“Day by day, as they spent much time together in the temple, they broke bread at home and ate their food with glad and generous hearts (2:46).”
And that unassuming, perhaps even mundane, account of what actually went on in the homes of this community, that was variously accused by compatriots in their pagan, Roman world of being atheistic, cannibalistic, politically dangerous, and anti-social, is always followed by a plausibility stretching statement of the hundreds and thousands more that were constantly being added to their number.
However plausible those numbers sound, we know that the movement grew very quickly, which was especially impressive given that at a given time you could be excommunicated from your family, lose a job, be locked up, or even executed for associating with this dangerous group. Some historians estimate that the numbers reached as much as 10 percent of the Roman Empire by the beginning of the 4th century—not bad for a movement built around a messiah revolutionary who led by far the least successful revolution in history.
My take home point here is that the book of acts describes a pull that this movement had on the ordinary people who came into contact with it. By that, I mean it grew rapidly because people were attracted, drawn, seduced by their vision of a peaceable kingdom where everyone used their time and resources to care for everyone else, no one was without, and all forms of violence were renounced. Their movement grew quickly because people wanted to see what all the gladness and generosity was about.
Too often, since that time, Christians have tried to push people into their movement. It’s not the carrot of a more joyful way of living but the stick of eternal condemnation that prodded people into church in the medieval Catholic world. And most present day protestants have basically shifted around some of the details about how you purchase your ticket to one eternal destination or the other but the overall trip itinerary has basically stayed the same.

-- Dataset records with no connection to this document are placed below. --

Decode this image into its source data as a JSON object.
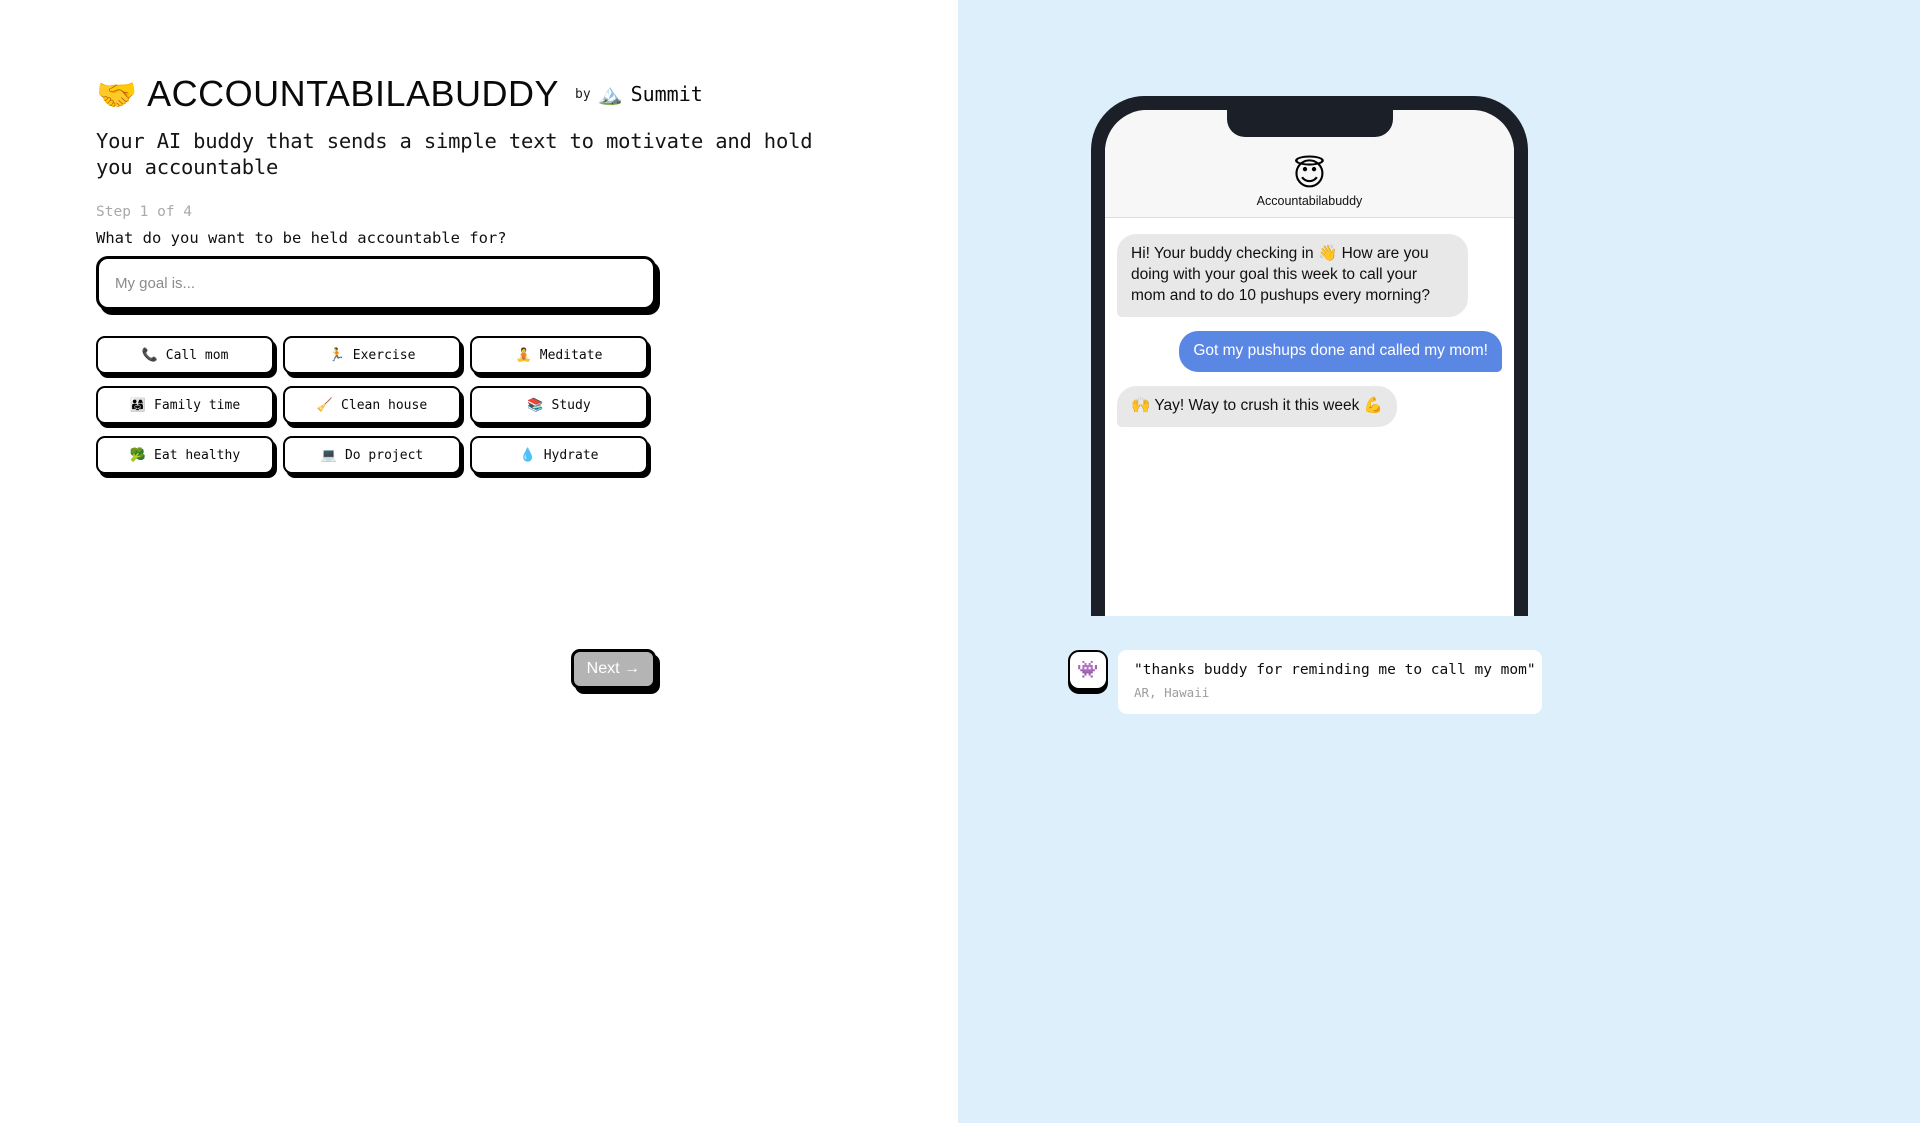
{
  "brand": {
    "logo_emoji": "🤝",
    "title": "ACCOUNTABILABUDDY",
    "by_label": "by",
    "partner_emoji": "🏔️",
    "partner_name": "Summit"
  },
  "tagline": "Your AI buddy that sends a simple text to motivate and hold you accountable",
  "form": {
    "step_label": "Step 1 of 4",
    "question": "What do you want to be held accountable for?",
    "goal_value": "",
    "goal_placeholder": "My goal is...",
    "chips": [
      {
        "emoji": "📞",
        "label": "Call mom"
      },
      {
        "emoji": "🏃",
        "label": "Exercise"
      },
      {
        "emoji": "🧘",
        "label": "Meditate"
      },
      {
        "emoji": "👨‍👩‍👧",
        "label": "Family time"
      },
      {
        "emoji": "🧹",
        "label": "Clean house"
      },
      {
        "emoji": "📚",
        "label": "Study"
      },
      {
        "emoji": "🥦",
        "label": "Eat healthy"
      },
      {
        "emoji": "💻",
        "label": "Do project"
      },
      {
        "emoji": "💧",
        "label": "Hydrate"
      }
    ],
    "next_label": "Next →"
  },
  "phone": {
    "buddy_avatar_emoji": "😇",
    "buddy_name": "Accountabilabuddy",
    "messages": [
      {
        "direction": "in",
        "text": "Hi! Your buddy checking in 👋 How are you doing with your goal this week to call your mom and to do 10 pushups every morning?"
      },
      {
        "direction": "out",
        "text": "Got my pushups done and called my mom!"
      },
      {
        "direction": "in",
        "text": "🙌 Yay!  Way to crush it this week 💪"
      }
    ]
  },
  "testimonial": {
    "avatar_emoji": "👾",
    "quote": "\"thanks buddy for reminding me to call my mom\"",
    "author": "AR, Hawaii"
  },
  "colors": {
    "right_panel_bg": "#deeffc",
    "bubble_in": "#e8e8e8",
    "bubble_out": "#5a86e4",
    "phone_bezel": "#1b1f28",
    "next_disabled": "#b4b4b4"
  }
}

This blog isn’t long enough to list everything that’s wrong with this, but one of the main issues is that Christians have basically said, “this isn’t something you’d want to be a part of unless you’re scared.” By using a stick (hell) rather than a carrot (a more joyful way of life) Christianity has basically conceded that there is nothing inherently interesting enough, attractive enough, good enough about our movement that you should want to be a part of it.
Now, growing up through the cracks of this official version of Christianity, like dandelions growing through the pavement, there has always been a small, quiet group who disagree with the stick wielding curmudgeons with whom everyone is familiar. This small and much ignored group still clings to the much earlier version of the Christian movement, the more Jesus-like version called the Way.
Castle Church is founded around the idea that nobody needs to be pushed into being a part of this thing. We think that anytime people gather around the genuine character of Jesus, gladness and generosity ensue, which has a magnetic draw on anyone who is looking for a life of meaning and joy. When people first hear about the Castle Church vision, they often make well-meaning though someone trivializing jokes about “using beer to get people into church,” as if we’re plotting some bait and switch where we get your attention with an India Brown Ale before hitting you over the head with a Bible.
But the vision is about far more than that gimmicky reduction. It’s about creating a space of genuine gladness and generosity, which cannot exist where people are putting on a front or measuring each other up. We all crave that sort of authenticity in our relationships, but for one reason or another, it’s easier for most of us to let our hair down and be real around a good beer than around a grand marble altar in an imposing chancel. Maybe there’s a reason why, when Jesus gathered people around his table in order to inaugurate a movement of gladness and generosity, he more or less told everyone present, “have a drink.”
Cheers and Peace,
Jared Witt (Twitter: @realjaredwitt) is a pastor in the ELCA and, along with Aaron Schmalzle, is a Founding Director of Castle Church Brewing Community and Castle Church Faith Community.